    My choice of Malaise from this era would hands down be a downsized A/G body mid size coupe with a V8 4 BBL engine. bucket seats, F-41 and rally wheels. This way you got better handling combined with decent seat comfort, enough interior room, a big trunk, reasonably attractive exterior sheet metal (in most cases), far better MPG than the competing whales from Ford and Chrysler due to being 400-600 LBS lighter and the hop up potential with these cars is endless. They can range from tepid 231 V6 highway cruisers to tarmac LS1 terrors.

  • Max So GM will be making TESLAS in the future. YEA They really shouldn’t be taking cues from Elon musk. Tesla is just about to be over.

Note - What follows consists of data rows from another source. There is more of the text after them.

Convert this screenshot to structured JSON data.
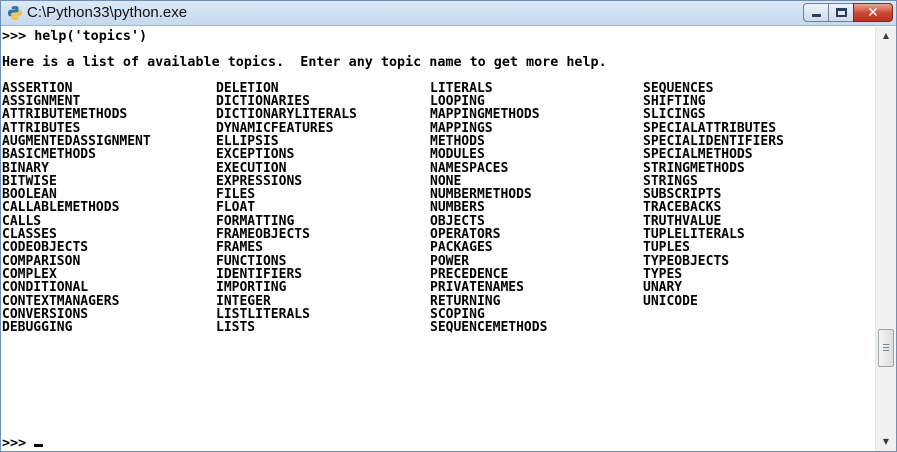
{
  "window": {
    "title": "C:\\Python33\\python.exe"
  },
  "console": {
    "command_line": ">>> help('topics')",
    "intro": "Here is a list of available topics.  Enter any topic name to get more help.",
    "columns": [
      [
        "ASSERTION",
        "ASSIGNMENT",
        "ATTRIBUTEMETHODS",
        "ATTRIBUTES",
        "AUGMENTEDASSIGNMENT",
        "BASICMETHODS",
        "BINARY",
        "BITWISE",
        "BOOLEAN",
        "CALLABLEMETHODS",
        "CALLS",
        "CLASSES",
        "CODEOBJECTS",
        "COMPARISON",
        "COMPLEX",
        "CONDITIONAL",
        "CONTEXTMANAGERS",
        "CONVERSIONS",
        "DEBUGGING"
      ],
      [
        "DELETION",
        "DICTIONARIES",
        "DICTIONARYLITERALS",
        "DYNAMICFEATURES",
        "ELLIPSIS",
        "EXCEPTIONS",
        "EXECUTION",
        "EXPRESSIONS",
        "FILES",
        "FLOAT",
        "FORMATTING",
        "FRAMEOBJECTS",
        "FRAMES",
        "FUNCTIONS",
        "IDENTIFIERS",
        "IMPORTING",
        "INTEGER",
        "LISTLITERALS",
        "LISTS"
      ],
      [
        "LITERALS",
        "LOOPING",
        "MAPPINGMETHODS",
        "MAPPINGS",
        "METHODS",
        "MODULES",
        "NAMESPACES",
        "NONE",
        "NUMBERMETHODS",
        "NUMBERS",
        "OBJECTS",
        "OPERATORS",
        "PACKAGES",
        "POWER",
        "PRECEDENCE",
        "PRIVATENAMES",
        "RETURNING",
        "SCOPING",
        "SEQUENCEMETHODS"
      ],
      [
        "SEQUENCES",
        "SHIFTING",
        "SLICINGS",
        "SPECIALATTRIBUTES",
        "SPECIALIDENTIFIERS",
        "SPECIALMETHODS",
        "STRINGMETHODS",
        "STRINGS",
        "SUBSCRIPTS",
        "TRACEBACKS",
        "TRUTHVALUE",
        "TUPLELITERALS",
        "TUPLES",
        "TYPEOBJECTS",
        "TYPES",
        "UNARY",
        "UNICODE"
      ]
    ],
    "final_prompt": ">>> "
  },
  "icons": {
    "app": "python-icon",
    "minimize": "minimize-icon",
    "maximize": "maximize-icon",
    "close": "close-icon",
    "scroll_up": "arrow-up-icon",
    "scroll_down": "arrow-down-icon"
  },
  "colors": {
    "titlebar": "#c6d9ef",
    "close_button": "#c9462f",
    "console_bg": "#ffffff",
    "console_text": "#000000"
  }
}
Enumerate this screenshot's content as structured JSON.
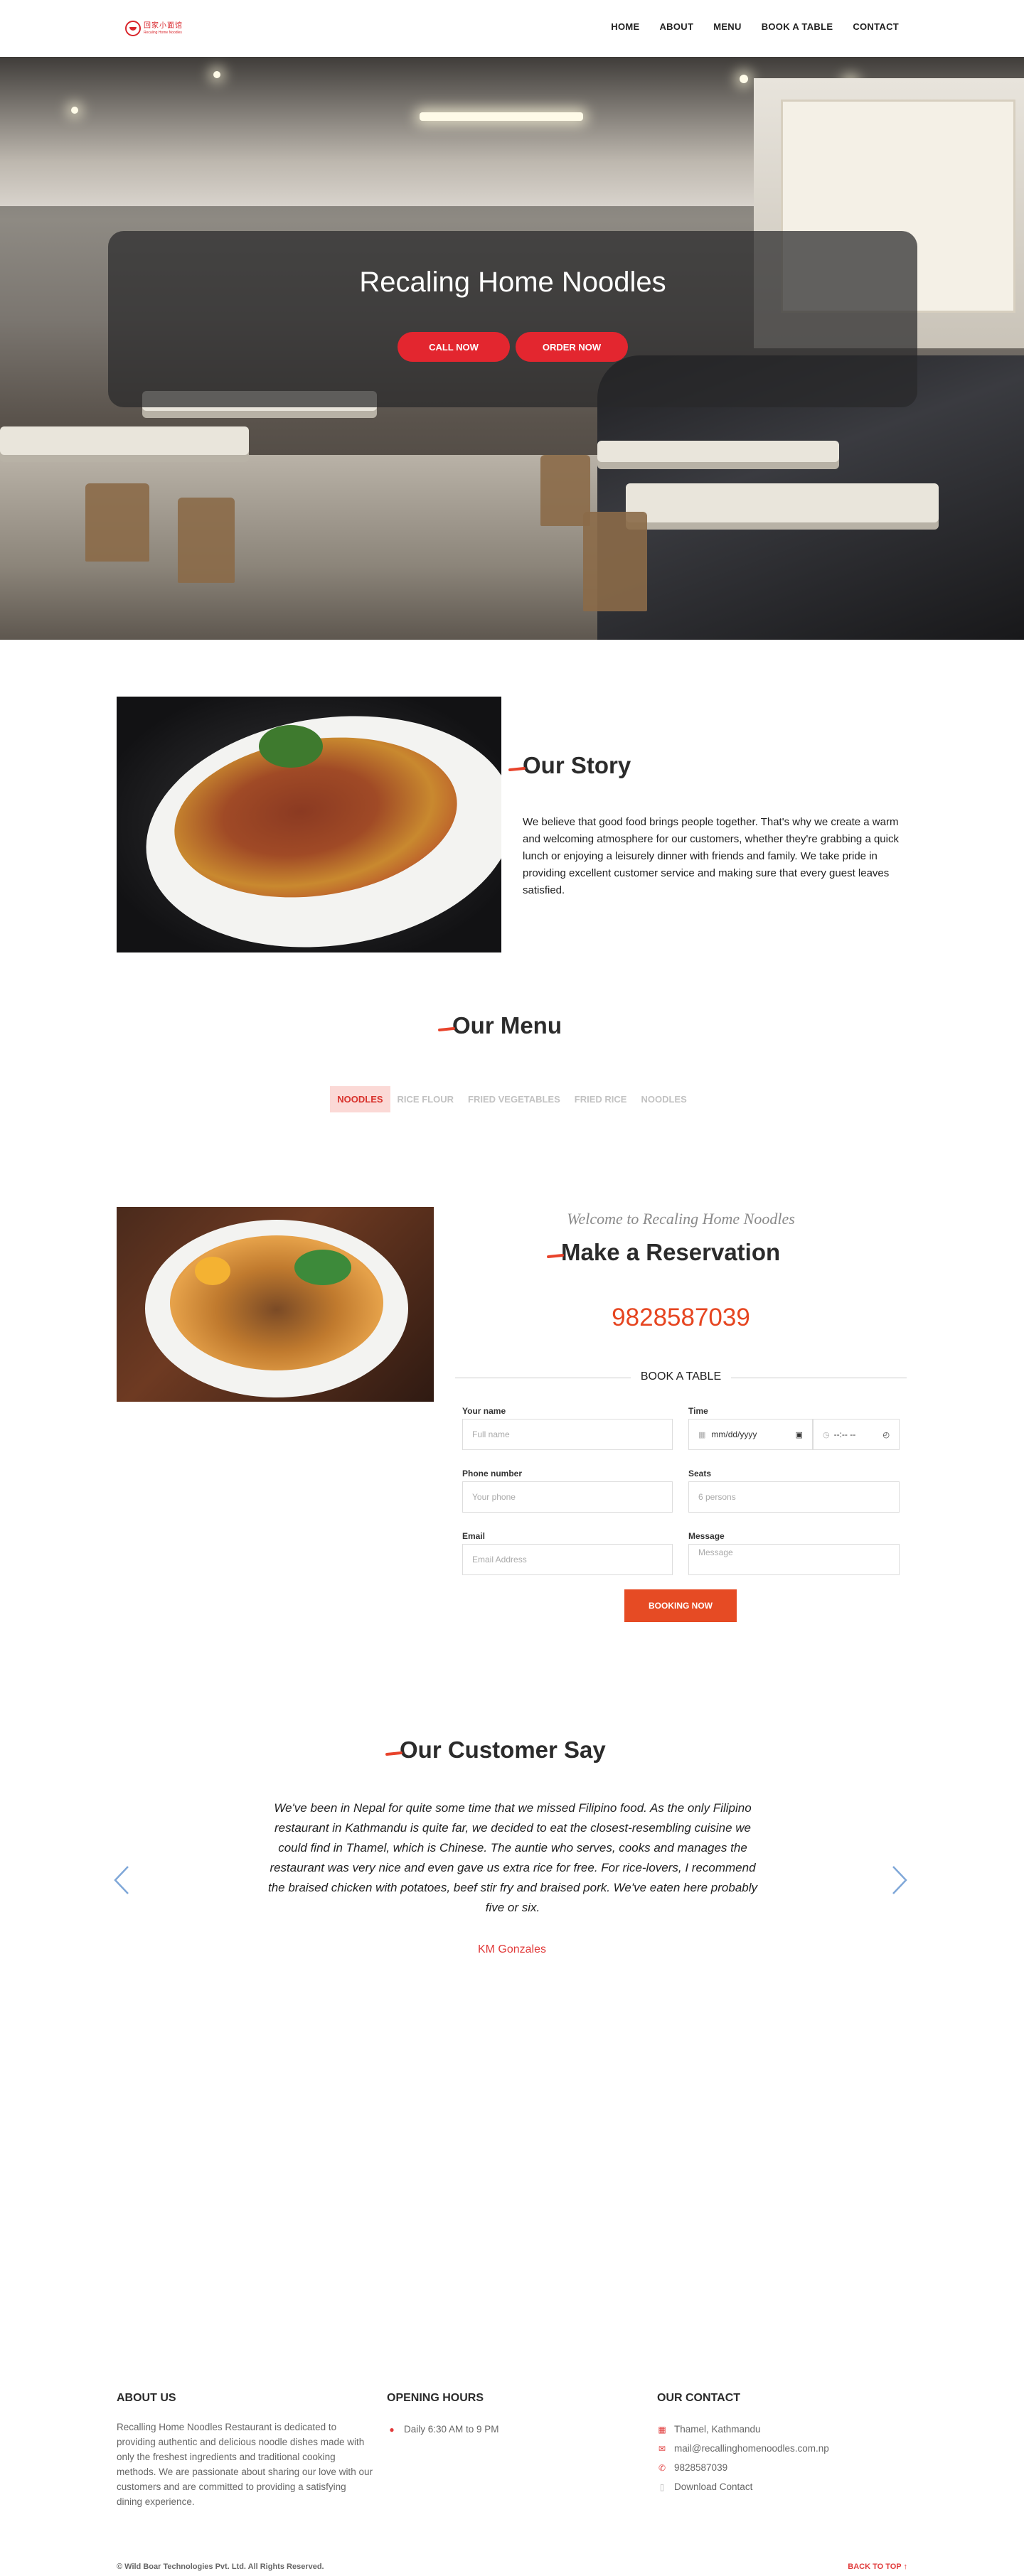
{
  "nav": {
    "logo_cn": "回家小面馆",
    "logo_en": "Recaling Home Noodles",
    "items": [
      "HOME",
      "ABOUT",
      "MENU",
      "BOOK A TABLE",
      "CONTACT"
    ]
  },
  "hero": {
    "title": "Recaling Home Noodles",
    "call_label": "CALL NOW",
    "order_label": "ORDER NOW"
  },
  "story": {
    "title": "Our Story",
    "text": "We believe that good food brings people together. That's why we create a warm and welcoming atmosphere for our customers, whether they're grabbing a quick lunch or enjoying a leisurely dinner with friends and family. We take pride in providing excellent customer service and making sure that every guest leaves satisfied."
  },
  "menu": {
    "title": "Our Menu",
    "tabs": [
      "NOODLES",
      "RICE FLOUR",
      "FRIED VEGETABLES",
      "FRIED RICE",
      "NOODLES"
    ],
    "active_index": 0
  },
  "reservation": {
    "welcome": "Welcome to Recaling Home Noodles",
    "title": "Make a Reservation",
    "phone": "9828587039",
    "book_label": "BOOK A TABLE",
    "fields": {
      "name_label": "Your name",
      "name_placeholder": "Full name",
      "time_label": "Time",
      "date_value": "mm/dd/yyyy",
      "time_value": "--:-- --",
      "phone_label": "Phone number",
      "phone_placeholder": "Your phone",
      "seats_label": "Seats",
      "seats_placeholder": "6 persons",
      "email_label": "Email",
      "email_placeholder": "Email Address",
      "message_label": "Message",
      "message_placeholder": "Message"
    },
    "submit_label": "BOOKING NOW"
  },
  "testimonial": {
    "title": "Our Customer Say",
    "quote": "We've been in Nepal for quite some time that we missed Filipino food. As the only Filipino restaurant in Kathmandu is quite far, we decided to eat the closest-resembling cuisine we could find in Thamel, which is Chinese. The auntie who serves, cooks and manages the restaurant was very nice and even gave us extra rice for free. For rice-lovers, I recommend the braised chicken with potatoes, beef stir fry and braised pork. We've eaten here probably five or six.",
    "author": "KM Gonzales"
  },
  "footer": {
    "about_title": "ABOUT US",
    "about_text": "Recalling Home Noodles Restaurant is dedicated to providing authentic and delicious noodle dishes made with only the freshest ingredients and traditional cooking methods. We are passionate about sharing our love with our customers and are committed to providing a satisfying dining experience.",
    "hours_title": "OPENING HOURS",
    "hours": "Daily 6:30 AM to 9 PM",
    "contact_title": "OUR CONTACT",
    "address": "Thamel, Kathmandu",
    "email": "mail@recallinghomenoodles.com.np",
    "phone": "9828587039",
    "download": "Download Contact",
    "copyright": "© Wild Boar Technologies Pvt. Ltd. All Rights Reserved.",
    "back_to_top": "BACK TO TOP ↑"
  },
  "colors": {
    "accent": "#e3262f",
    "orange": "#e64b24",
    "tab_active_bg": "#fbd9d6"
  }
}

  • Malcolm It's not that commenters attack Tesla, musk has brought it on the company. The delivery of the first semi was half loaded in 70 degree weather hauling potato chips for frito lay. No company underutilizes their loads like this. Musk shouted at the world "look at us". Freightliners e-cascads has been delivering loads for 6-8 months before Tesla delivered one semi. What commenters are asking "What's the actual usable range when in say Leadville when its blowing snow and -20F outside with a full trailer?

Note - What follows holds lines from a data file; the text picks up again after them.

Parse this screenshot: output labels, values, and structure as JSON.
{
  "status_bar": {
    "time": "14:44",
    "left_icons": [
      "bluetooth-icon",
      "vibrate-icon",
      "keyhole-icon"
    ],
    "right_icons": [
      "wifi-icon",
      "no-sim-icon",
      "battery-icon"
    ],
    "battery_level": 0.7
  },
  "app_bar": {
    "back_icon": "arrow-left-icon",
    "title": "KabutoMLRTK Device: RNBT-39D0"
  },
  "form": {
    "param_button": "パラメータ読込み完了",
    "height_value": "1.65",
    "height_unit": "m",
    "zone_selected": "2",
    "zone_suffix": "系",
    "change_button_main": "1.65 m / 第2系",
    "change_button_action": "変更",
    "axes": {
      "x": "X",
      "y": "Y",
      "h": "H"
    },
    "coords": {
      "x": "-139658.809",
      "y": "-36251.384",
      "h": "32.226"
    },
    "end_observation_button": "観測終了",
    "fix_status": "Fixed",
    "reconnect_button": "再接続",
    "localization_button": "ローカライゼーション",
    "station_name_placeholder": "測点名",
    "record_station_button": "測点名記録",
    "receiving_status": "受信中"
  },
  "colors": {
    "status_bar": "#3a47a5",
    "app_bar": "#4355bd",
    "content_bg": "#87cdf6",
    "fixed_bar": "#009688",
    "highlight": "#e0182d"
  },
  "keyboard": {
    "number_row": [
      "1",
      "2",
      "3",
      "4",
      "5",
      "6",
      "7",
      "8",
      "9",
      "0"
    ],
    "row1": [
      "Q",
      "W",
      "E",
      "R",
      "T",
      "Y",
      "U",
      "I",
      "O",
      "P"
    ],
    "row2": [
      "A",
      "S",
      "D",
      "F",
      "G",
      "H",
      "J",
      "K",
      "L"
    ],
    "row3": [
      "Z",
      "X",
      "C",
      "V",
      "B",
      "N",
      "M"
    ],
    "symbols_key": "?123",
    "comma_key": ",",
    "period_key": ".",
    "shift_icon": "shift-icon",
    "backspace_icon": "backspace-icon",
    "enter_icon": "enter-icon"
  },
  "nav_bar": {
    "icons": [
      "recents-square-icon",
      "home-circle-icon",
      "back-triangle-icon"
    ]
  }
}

  • Funky D I despise Google for a whole host of reasons. So why on earth would I willing spend a large amount of $ on a car that will force Google spyware on me.The only connectivity to the world I will put up with is through my phone, which at least gives me the option of turning it off or disconnecting it from the car should I choose to.No CarPlay, no sale.
  • William I think it's important to understand the factors that made GM as big as it once was and would like to be today. Let's roll back to 1965, or even before that. GM was the biggest of the Big Three. It's main competition was Ford and Chrysler, as well as it's own 5 brands competing with themselves. The import competition was all but non existent. Volkswagen was the most popular imported cars at the time. So GM had its successful 5 brands, and very little competition compared to today's market. GM was big, huge in fact. It was diversified into many other lines of business, from trains to information data processing (EDS). Again GM was huge. But being huge didn't make it better. There are many examples of GM not building the best cars they could, it's no surprise that they were building cars to maximize their profits, not to be the best built cars on the road, the closest brand to achieve that status was Cadillac. Anyone who owned a Cadillac knew it could have been a much higher level of quality than it was. It had a higher level of engineering and design features compared to it's competition. But as my Godfather used to say "how good is good?" Being as good as your competitors, isn't being as good as you could be. So, today GM does not hold 50% of the automotive market as it once did, and because of a multitude of reasons it never will again. No matter how much it improves it's quality, market value and dealer network, based on competition alone it can't have a 50% market share again. It has only 3 of its original 5 brands, and there are too many strong competitors taking pieces of the market share. So that says it's playing in a different game, therfore there's a whole new normal to use as a baseline than before. GM has to continue downsizing to fit into today's market. It can still be big, but in a different game and scale. The new normal will never be the same scale it once was as compared to the now "worlds" automotive industry. Just like how the US railroad industry had to reinvent its self to meet the changing transportation industry, and IBM has had to reinvent its self to play in the ever changing Information Technology industry it finds it's self in. IBM was once the industry leader, now it has to scale it's self down to remain in the industry it created. GM is in the same place that the railroads, IBM and other big companies like AT&T and Standard Oil have found themselves in. It seems like being the industry leader is always followed by having to reinvent it's self to just remain viable. It's part of the business cycle. GM, it's time you accept your fate, not dead, but not huge either.
  • Tassos The Euro spec Taurus is the US spec Ford FUSION.Very few buyers care to see it here. FOrd has stopped making the Fusion long agoWake us when you have some interesting news to report.